64. How to help a pregnant friend
65. Resources for domestic violence in the military?
66. Nephew in abusive relationship
67. My husband is too controlling
68. Advice from someone who stayed
69. I left and now I'm confused
70. Thank you, Jennifer
71. My husband mentally abuses me
72. I've taken steps to leave my abusive husband, but am worried about my daughter
73. Abuse in friendships?
74. Why do women oppose mandatory reporting?
75. My husband is frightening me with his anger
76. Am I becoming my father?
77. Love and abuse
78. Boyfriend threatens me
79. Husband wants me to get an abortion, is verbally abusive.
80. My mother-in-law is harrassing us
81. Children verbally abusive like their father
82. Son and daughter-in-law's arguing affecting grandson
83. Should I call my husband on each verbal abuse?
84. My fiancÚ babysits and I am worried about his temper
85. My friend's child is affected by abuse by father
86. Every time he hits me, he blames me for it, then repents, apologizes and feels bad.
87. Acquaintances from church--the woman is attacking her husband. How can I help?
88. Shelters - how do you find your funds to live on and where to go?
89. My friend appears to have no way out!
90. My husband is in prison and we're divorcing. Visitation rights?
91. If you are in immediate danger

Copyright © 1996-2016 StorkNet. All rights reserved.
Please read our disclaimer and privacy policy.
Your feedback is always welcome.

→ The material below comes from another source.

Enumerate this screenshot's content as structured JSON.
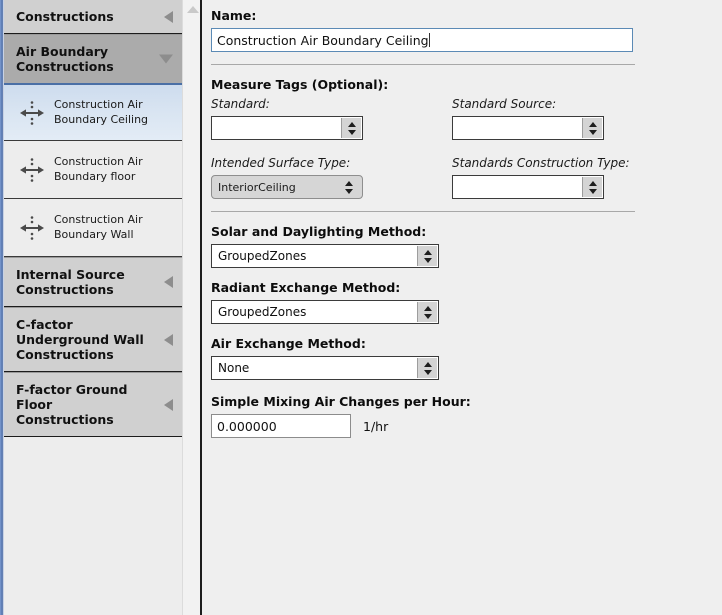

StorkNet Family of Websites:
StorkNet's Blog | Pregnancy Week By Week | Exploring Womanhood | Books for Families | EriChad Grief Support

Bookmark and Share
Find Us on Facebook
Twitter